Environment and Conservation Minister Sherryl Garbutt said in a statement that immediate plans to log the area around the falls were on hold while the group considered the issue of clearfelling and the development of the area for tourism and walking tracks.

The 130-metre Sabine Falls - the highest in the Otways - have become a rallying cause for a broad coalition of conservationists, bushwalkers, doctors, councillors and local business people alarmed at the impact of clearfelling on water catchments, tourism and wildlife.

The government's handling of forest issues is also causing increasing disquiet in ALP ranks, with about 100 people yesterday attending a meeting of the ALP Otways Ranges Interest Group in Airey's Inlet.

This group, formed last year as a non-factional network, seeks an end to clearfelling in the Otways, implementation of ALP eco-tourism policies and monitoring of future native forest industry developments in the region.

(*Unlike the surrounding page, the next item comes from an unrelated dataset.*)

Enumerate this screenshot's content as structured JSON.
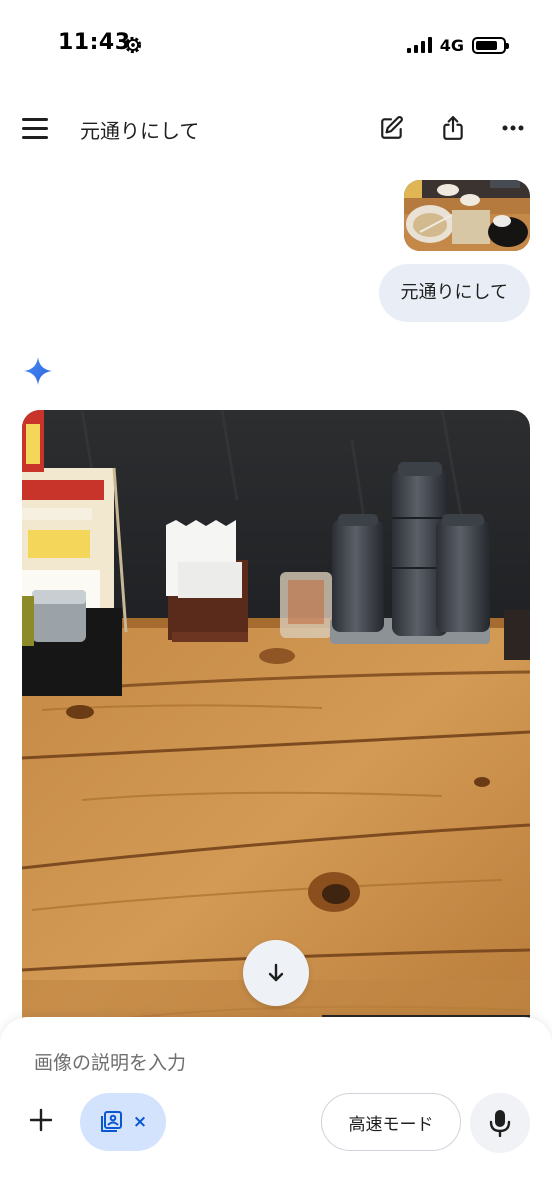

Yesterday's meeting at Airey's Inlet attracted representatives from country and Melbourne branches, including marginal regions such as Geelong, Bendigo and Ballarat. Speakers included Geoff Kennedy, president of the Otways Ranges Walking Track Association, and Peter Loney, ALP member for Geelong North. It was followed by a picnic at Sabine Falls.

The group's representatives declined to comment yesterday, but Mr Kennedy said the network was a positive move on behalf of the ALP grassroots. "From our point of view, it can only help our cause," he said. "It has been a battle for us and other groups to be heard by the minister, and this group is hoping to influence her."

The Otways Ranges Walking Track Association wants a 70-kilometre Trans Otway Walk. It would link the Surf Coast Walk, ending at Lorne, and the Great Ocean Walk starting at Apollo Bay. The government supports such flagship walks to promote nature-based tourism along the Great Ocean Road.

But clearfelling 77 hectares across the Sabine Falls' headwaters and down a ridge to its west would cut a swath through the only possible route for the Trans-Otway Walk in that section. It would also destroy the view for proposed short walks through the Sabine area's gorges.

18 January, 2001

Powerful owl spurs protesters to forceful campaign

Dorothy Cook
The Age (article), 18/1/01

Two grandmothers chained themselves to a door during a protest yesterday against logging in the Wombat State Forest near Trentham, which threatens to destroy the habitat of a pair of rare owls. About 40 environmentalists picketed outside the Daylesford office of the Department of Natural Resources and Environment.

The department this week approved the immediate logging of 76 hectares of mainly old-growth eucalypt forest in the habitat of the powerful owl, an endangered species under the Flora and Fauna Guarantee Act. As part of the protest, Trentham grandmothers Margaret Thorpe, 58 and Lori Victorsen, 62 chained themselves to the doors of the department's office in Daylesford.

"We've written nice letters and nothing's happened so we have decided we wanted to do this. We are quite willing to be arrested because it's so important to us," Mrs Victorsen said. The Actively Conserving Trentham conservation group, which took part in the protest, said about 500 pairs of powerful owls were left in Victoria. Group spokesman Mark Cowie said by allowing logging to destroy the powerful owl's habitat, the government was breaching its own wildlife regulations.

These regulations said that a minimum of 25 pairs of powerful owls must be protected in the Midlands region, which includes Trentham. Mr Cowie said only 16 pairs of owls were protected in the Midlands.

It was highly likely the Trentham breeding pair - which last year had two chicks in a tree hollow 1000metres from the block ap- proved for logging - would flee or die if the logging went ahead, Mr Cowie said.

A spokesman for Environment Minister Sherryl Garbutt said scientific advice from powerful-owl experts was that a 500-hectare special protection zone in place for the owls was adequate. "(The logging) doesn't appear to be a threat to the owls," the spokesman said. "If it turns out to be a threat then we have advice from experts that the mater will be reviewed then."